As adults, we understand that to master any musical instrument requires dedication and hours and hours of music practice. But sometimes convincing a child to take time out of their day to practice music when they would rather be out swinging a baseball bat or chasing the dog around the backyard can seem like a massive undertaking, but it’s not impossible. Here are some tips on how to motivate kids to practice.
Establish a Routine – And Stick With It
Consistency and routine are an important part of every child’s learning experience. Establishing a set time every day for music practice adds predictability and ensures that your child’s music education remains a priority. Whether that time is early in the morning before class, after school or before dinner doesn’t really matter. Pick a time of day when your child is normally at his or her best – alert, relaxed and focused and mark that time on the calendar each day as practice time. Then stick to this same time. Make music practice part of your child’s daily routine and over time you’ll build a habit that’s hard to break.
Set Measurable Goals for Each Practice
The feeling you get when you accomplish a goal can be both encouraging and motivating. For your young student, write down small goals and challenges for each day’s music practice session. The goals should be achievable, as goals that are too large can be overwhelming. Focus on accomplishing specific tasks or mastering specific skills. If the musical piece to be practiced is lengthy, break it down into smaller sections. Setting achievable goals for your child helps build their confidence and self-esteem as well as their musical skills. Remember to track progress. Adding a star to the calendar or noting progress on a chart will provide a visual history of everything accomplished that day. You and your child will be proud of all the work they’ve done to accomplish their goals.

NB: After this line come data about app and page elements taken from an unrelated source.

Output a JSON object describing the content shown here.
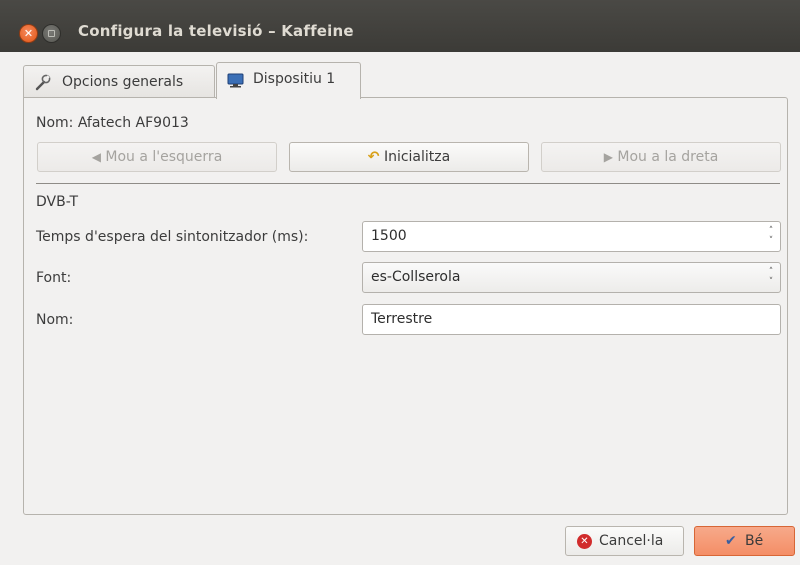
{
  "window": {
    "title": "Configura la televisió – Kaffeine"
  },
  "tabs": [
    {
      "label": "Opcions generals",
      "icon": "wrench-icon"
    },
    {
      "label": "Dispositiu 1",
      "icon": "monitor-icon"
    }
  ],
  "device": {
    "name_label": "Nom: Afatech AF9013",
    "move_left_label": "Mou a l'esquerra",
    "reset_label": "Inicialitza",
    "move_right_label": "Mou a la dreta"
  },
  "section_label": "DVB-T",
  "form": {
    "timeout_label": "Temps d'espera del sintonitzador (ms):",
    "timeout_value": "1500",
    "source_label": "Font:",
    "source_value": "es-Collserola",
    "name_label": "Nom:",
    "name_value": "Terrestre"
  },
  "dialog_buttons": {
    "cancel_label": "Cancel·la",
    "ok_label": "Bé"
  }
}
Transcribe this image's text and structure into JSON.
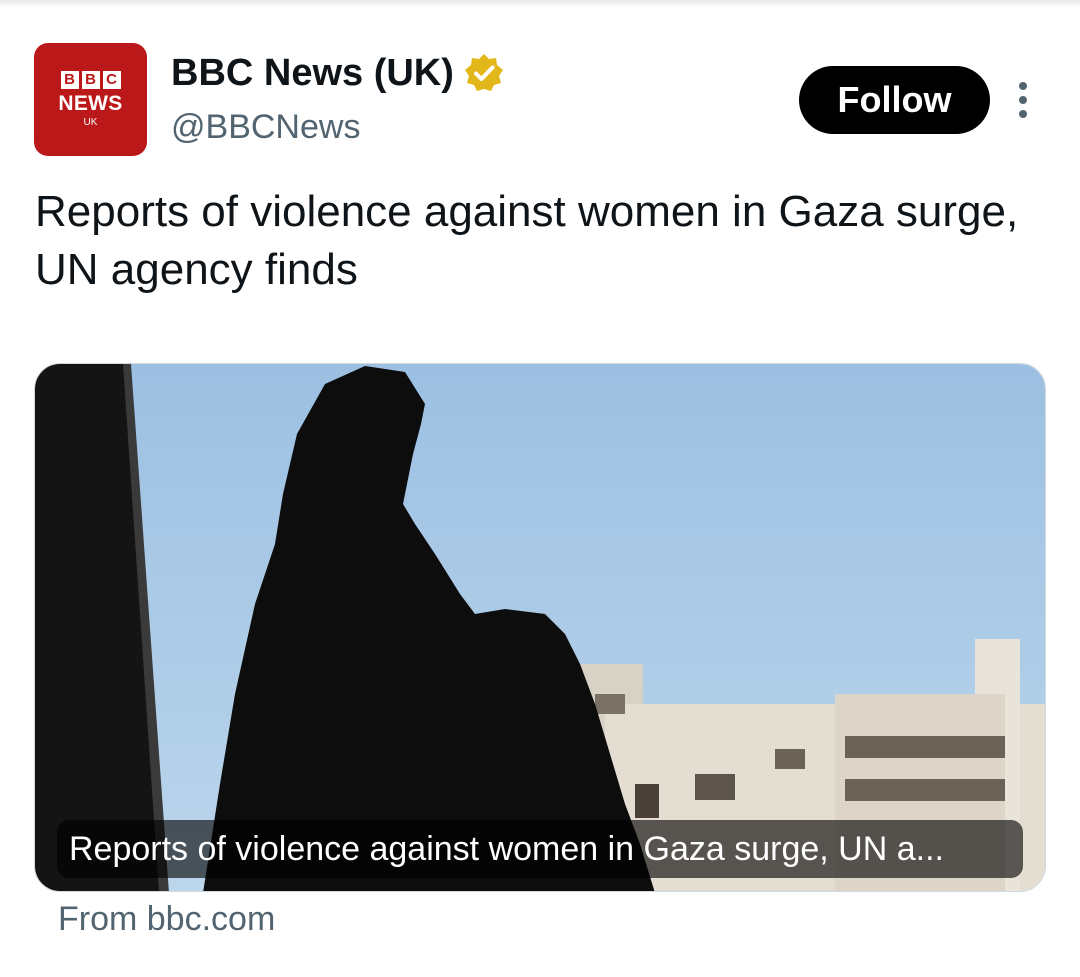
{
  "author": {
    "avatar": {
      "logo_letters": [
        "B",
        "B",
        "C"
      ],
      "logo_word": "NEWS",
      "logo_region": "UK",
      "background": "#bb1919"
    },
    "display_name": "BBC News (UK)",
    "verified_badge": "gold-verified-icon",
    "handle": "@BBCNews"
  },
  "follow_label": "Follow",
  "more_icon": "more-vertical-icon",
  "tweet_text": "Reports of violence against women in Gaza surge, UN agency finds",
  "link_card": {
    "caption": "Reports of violence against women in Gaza surge, UN a...",
    "source": "From bbc.com"
  },
  "colors": {
    "text_primary": "#0f1419",
    "text_secondary": "#536471",
    "follow_bg": "#000000",
    "verified_gold": "#e2b719"
  }
}
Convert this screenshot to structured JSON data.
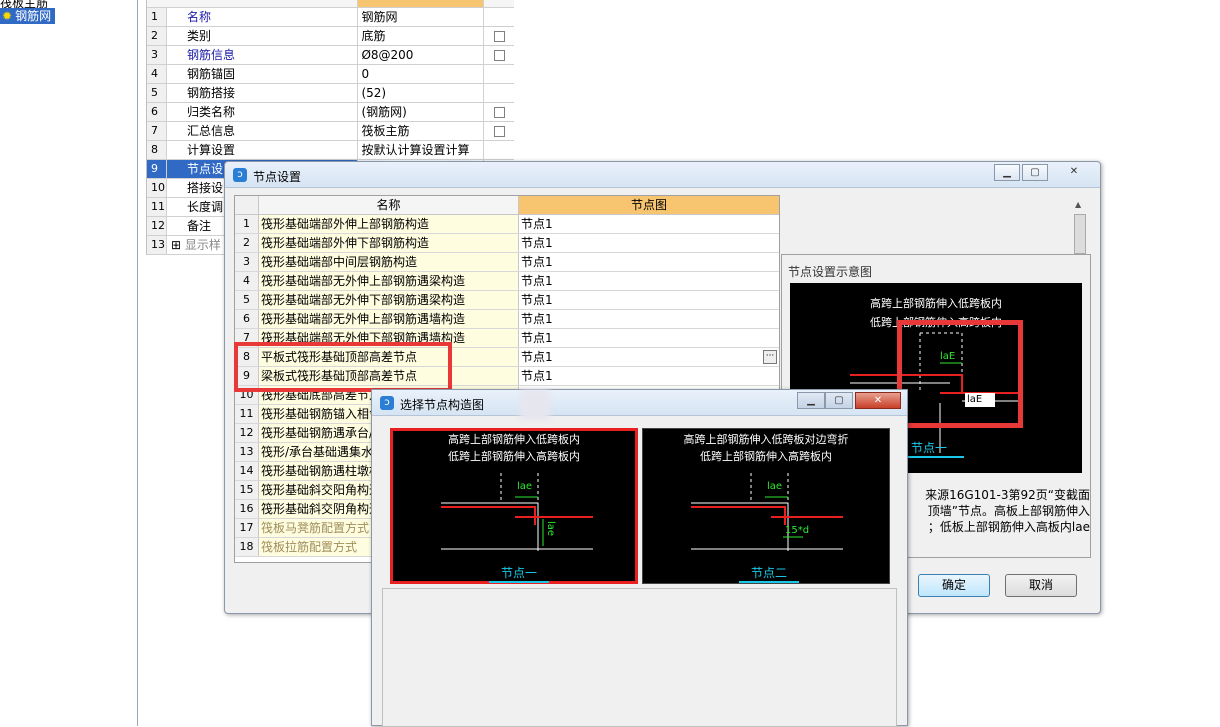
{
  "tree": {
    "partial_label": "筏板主筋",
    "selected_item": "钢筋网",
    "item_icon": "gear-sun-icon"
  },
  "props": {
    "rows": [
      {
        "num": "1",
        "name": "名称",
        "value": "钢筋网",
        "blue": true,
        "check": false
      },
      {
        "num": "2",
        "name": "类别",
        "value": "底筋",
        "blue": false,
        "check": true
      },
      {
        "num": "3",
        "name": "钢筋信息",
        "value": "Ø8@200",
        "blue": true,
        "check": true
      },
      {
        "num": "4",
        "name": "钢筋锚固",
        "value": "0",
        "blue": false,
        "check": false
      },
      {
        "num": "5",
        "name": "钢筋搭接",
        "value": "(52)",
        "blue": false,
        "check": false
      },
      {
        "num": "6",
        "name": "归类名称",
        "value": "(钢筋网)",
        "blue": false,
        "check": true
      },
      {
        "num": "7",
        "name": "汇总信息",
        "value": "筏板主筋",
        "blue": false,
        "check": true
      },
      {
        "num": "8",
        "name": "计算设置",
        "value": "按默认计算设置计算",
        "blue": false,
        "check": false
      },
      {
        "num": "9",
        "name": "节点设",
        "value": "",
        "blue": false,
        "check": false,
        "sel": true
      },
      {
        "num": "10",
        "name": "搭接设",
        "value": "",
        "blue": false,
        "check": false
      },
      {
        "num": "11",
        "name": "长度调",
        "value": "",
        "blue": false,
        "check": false
      },
      {
        "num": "12",
        "name": "备注",
        "value": "",
        "blue": false,
        "check": false
      },
      {
        "num": "13",
        "name": "显示样",
        "value": "",
        "blue": false,
        "check": false,
        "expand": true
      }
    ]
  },
  "node_dialog": {
    "title": "节点设置",
    "col_name": "名称",
    "col_node": "节点图",
    "rows": [
      {
        "num": "1",
        "name": "筏形基础端部外伸上部钢筋构造",
        "node": "节点1"
      },
      {
        "num": "2",
        "name": "筏形基础端部外伸下部钢筋构造",
        "node": "节点1"
      },
      {
        "num": "3",
        "name": "筏形基础端部中间层钢筋构造",
        "node": "节点1"
      },
      {
        "num": "4",
        "name": "筏形基础端部无外伸上部钢筋遇梁构造",
        "node": "节点1"
      },
      {
        "num": "5",
        "name": "筏形基础端部无外伸下部钢筋遇梁构造",
        "node": "节点1"
      },
      {
        "num": "6",
        "name": "筏形基础端部无外伸上部钢筋遇墙构造",
        "node": "节点1"
      },
      {
        "num": "7",
        "name": "筏形基础端部无外伸下部钢筋遇墙构造",
        "node": "节点1"
      },
      {
        "num": "8",
        "name": "平板式筏形基础顶部高差节点",
        "node": "节点1",
        "ellipsis": true
      },
      {
        "num": "9",
        "name": "梁板式筏形基础顶部高差节点",
        "node": "节点1"
      },
      {
        "num": "10",
        "name": "筏形基础底部高差节点",
        "node": ""
      },
      {
        "num": "11",
        "name": "筏形基础钢筋锚入相邻",
        "node": ""
      },
      {
        "num": "12",
        "name": "筏形基础钢筋遇承台/",
        "node": ""
      },
      {
        "num": "13",
        "name": "筏形/承台基础遇集水",
        "node": ""
      },
      {
        "num": "14",
        "name": "筏形基础钢筋遇柱墩构",
        "node": ""
      },
      {
        "num": "15",
        "name": "筏形基础斜交阳角构造",
        "node": ""
      },
      {
        "num": "16",
        "name": "筏形基础斜交阴角构造",
        "node": ""
      },
      {
        "num": "17",
        "name": "筏板马凳筋配置方式",
        "node": "",
        "gray": true
      },
      {
        "num": "18",
        "name": "筏板拉筋配置方式",
        "node": "",
        "gray": true
      }
    ],
    "preview_title": "节点设置示意图",
    "preview_line1": "高跨上部钢筋伸入低跨板内",
    "preview_line2": "低跨上部钢筋伸入高跨板内",
    "preview_node_label": "节点一",
    "preview_lae": "laE",
    "preview_desc": "来源16G101-3第92页“变截面\n顶墙”节点。高板上部钢筋伸入\n；低板上部钢筋伸入高板内lae",
    "ok_label": "确定",
    "cancel_label": "取消"
  },
  "select_dialog": {
    "title": "选择节点构造图",
    "options": [
      {
        "line1": "高跨上部钢筋伸入低跨板内",
        "line2": "低跨上部钢筋伸入高跨板内",
        "dim": "lae",
        "dim2": "lae",
        "label": "节点一"
      },
      {
        "line1": "高跨上部钢筋伸入低跨板对边弯折",
        "line2": "低跨上部钢筋伸入高跨板内",
        "dim": "lae",
        "dim2": "15*d",
        "label": "节点二"
      }
    ]
  },
  "colors": {
    "accent_red": "#e83838",
    "cad_cyan": "#19c8e8",
    "cad_green": "#30e830",
    "selection_blue": "#316ac5",
    "header_orange": "#f7c470"
  }
}
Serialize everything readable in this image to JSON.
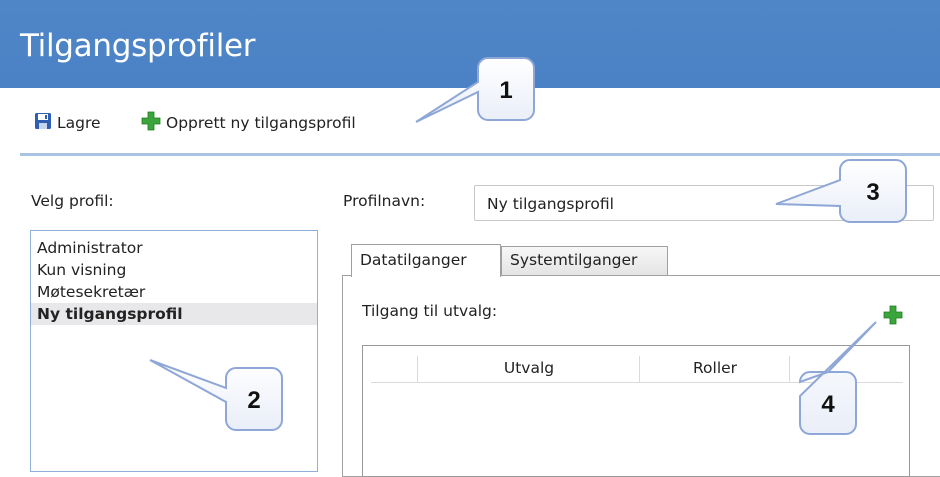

Small Incentives Can Boost Motivation
An occasional small reward or treat can go a long way toward getting your child excited about music practice. These incentives don’t have to be large. A promise of ice cream, a pack of stickers or getting to choose which movie to watch on movie night with the family will work. It’s a small recognition of their commitment to music practice and shouldn’t be too much. The goal is to help motivate them to practice, not to bribe them.
Plan Family Performances
Bring the family together and have a mini recital. Knowing that there is an upcoming performance, even if just for family and friends will help motivate your child to practice so they do well in front of an audience. An added benefit – the extra practice performing in front of others will help to battle stage fright.
Be a Cheerleader
Young students thrive on encouragement and praise from their parents. Being enthusiastic and engaged during your child’s music practice is a great way to show them how proud you are of their hard work. Provide positive words of encouragement if they struggle with a task and celebrate their accomplishments with an abundance of praise when they reach their milestones. Take the time to talk with them about how they did during their music practice and remind them how proud you are of all their hard work. By being your child’s biggest cheerleader, you can help motivate them to practice more.
Mix and Match
These tips for how to motivate kids to practice should provide you with some useful strategies to inspire your child to want to practice between lessons. Every child is unique in the way they learn and what motivates them, so use these tips as a launching pad to build your own strategies. Combine these tips, be creative and try new things. As the parent, you’re in the best position to know what will work for your young student. Finding the right solution takes patience and understanding, but your praise, encouragement, enthusiasm and engagement will get your child excited for music practice and will set the stage for a positive learning experience.
For more information on music practice, check out our blog post, “The Importance of Piano Practice Between Lessons.”